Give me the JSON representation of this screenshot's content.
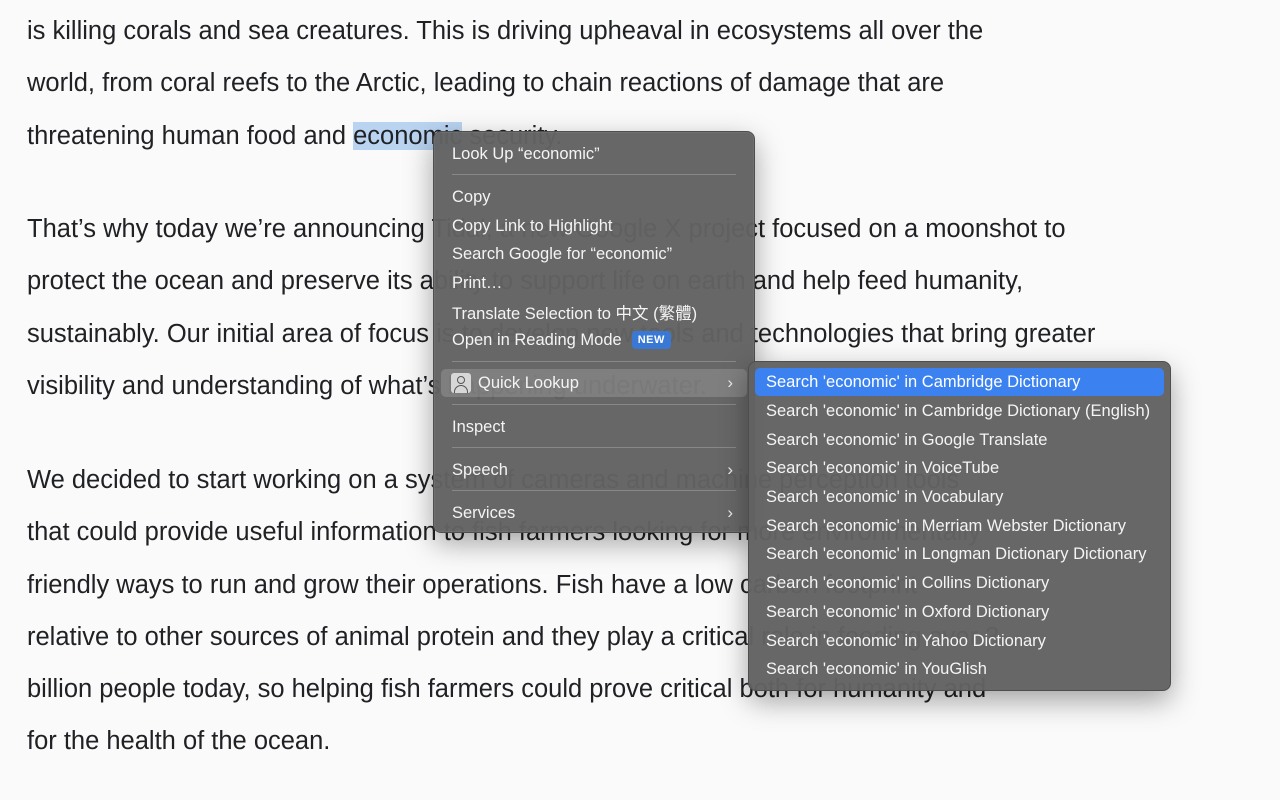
{
  "article": {
    "para1": [
      "is killing corals and sea creatures. This is driving upheaval in ecosystems all over the",
      "world, from coral reefs to the Arctic, leading to chain reactions of damage that are"
    ],
    "para1_line3_before": "threatening human food and ",
    "para1_line3_highlight": "economic",
    "para1_line3_after": " security.",
    "para2": [
      "That’s why today we’re announcing Tidal, a new Google X project focused on a moonshot to",
      "protect the ocean and preserve its ability to support life on earth and help feed humanity,",
      "sustainably. Our initial area of focus is to develop new tools and technologies that bring greater",
      "visibility and understanding of what’s happening underwater."
    ],
    "para3": [
      "We decided to start working on a system of cameras and machine perception tools",
      "that could provide useful information to fish farmers looking for more environmentally",
      "friendly ways to run and grow their operations. Fish have a low carbon footprint",
      "relative to other sources of animal protein and they play a critical role in feeding over 3",
      "billion people today, so helping fish farmers could prove critical both for humanity and",
      "for the health of the ocean."
    ]
  },
  "menu": {
    "look_up": "Look Up “economic”",
    "copy": "Copy",
    "copy_link": "Copy Link to Highlight",
    "search_google": "Search Google for “economic”",
    "print": "Print…",
    "translate": "Translate Selection to 中文 (繁體)",
    "reading_mode": "Open in Reading Mode",
    "new_badge": "NEW",
    "quick_lookup": "Quick Lookup",
    "inspect": "Inspect",
    "speech": "Speech",
    "services": "Services",
    "chevron": "›"
  },
  "submenu": {
    "items": [
      "Search 'economic' in Cambridge Dictionary",
      "Search 'economic' in Cambridge Dictionary (English)",
      "Search 'economic' in Google Translate",
      "Search 'economic' in VoiceTube",
      "Search 'economic' in Vocabulary",
      "Search 'economic' in Merriam Webster Dictionary",
      "Search 'economic' in Longman Dictionary Dictionary",
      "Search 'economic' in Collins Dictionary",
      "Search 'economic' in Oxford Dictionary",
      "Search 'economic' in Yahoo Dictionary",
      "Search 'economic' in YouGlish"
    ]
  },
  "colors": {
    "highlight": "#b9d3f1",
    "menu_bg": "#626262",
    "submenu_selected": "#3b82f0",
    "badge": "#3a78d6"
  }
}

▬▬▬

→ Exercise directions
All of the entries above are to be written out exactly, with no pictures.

→ Output of the task
Give me the JSON representation of this screenshot's content.
{
  "article": {
    "para1": [
      "is killing corals and sea creatures. This is driving upheaval in ecosystems all over the",
      "world, from coral reefs to the Arctic, leading to chain reactions of damage that are"
    ],
    "para1_line3_before": "threatening human food and ",
    "para1_line3_highlight": "economic",
    "para1_line3_after": " security.",
    "para2": [
      "That’s why today we’re announcing Tidal, a new Google X project focused on a moonshot to",
      "protect the ocean and preserve its ability to support life on earth and help feed humanity,",
      "sustainably. Our initial area of focus is to develop new tools and technologies that bring greater",
      "visibility and understanding of what’s happening underwater."
    ],
    "para3": [
      "We decided to start working on a system of cameras and machine perception tools",
      "that could provide useful information to fish farmers looking for more environmentally",
      "friendly ways to run and grow their operations. Fish have a low carbon footprint",
      "relative to other sources of animal protein and they play a critical role in feeding over 3",
      "billion people today, so helping fish farmers could prove critical both for humanity and",
      "for the health of the ocean."
    ]
  },
  "menu": {
    "look_up": "Look Up “economic”",
    "copy": "Copy",
    "copy_link": "Copy Link to Highlight",
    "search_google": "Search Google for “economic”",
    "print": "Print…",
    "translate": "Translate Selection to 中文 (繁體)",
    "reading_mode": "Open in Reading Mode",
    "new_badge": "NEW",
    "quick_lookup": "Quick Lookup",
    "inspect": "Inspect",
    "speech": "Speech",
    "services": "Services",
    "chevron": "›"
  },
  "submenu": {
    "items": [
      "Search 'economic' in Cambridge Dictionary",
      "Search 'economic' in Cambridge Dictionary (English)",
      "Search 'economic' in Google Translate",
      "Search 'economic' in VoiceTube",
      "Search 'economic' in Vocabulary",
      "Search 'economic' in Merriam Webster Dictionary",
      "Search 'economic' in Longman Dictionary Dictionary",
      "Search 'economic' in Collins Dictionary",
      "Search 'economic' in Oxford Dictionary",
      "Search 'economic' in Yahoo Dictionary",
      "Search 'economic' in YouGlish"
    ]
  },
  "colors": {
    "highlight": "#b9d3f1",
    "menu_bg": "#626262",
    "submenu_selected": "#3b82f0",
    "badge": "#3a78d6"
  }
}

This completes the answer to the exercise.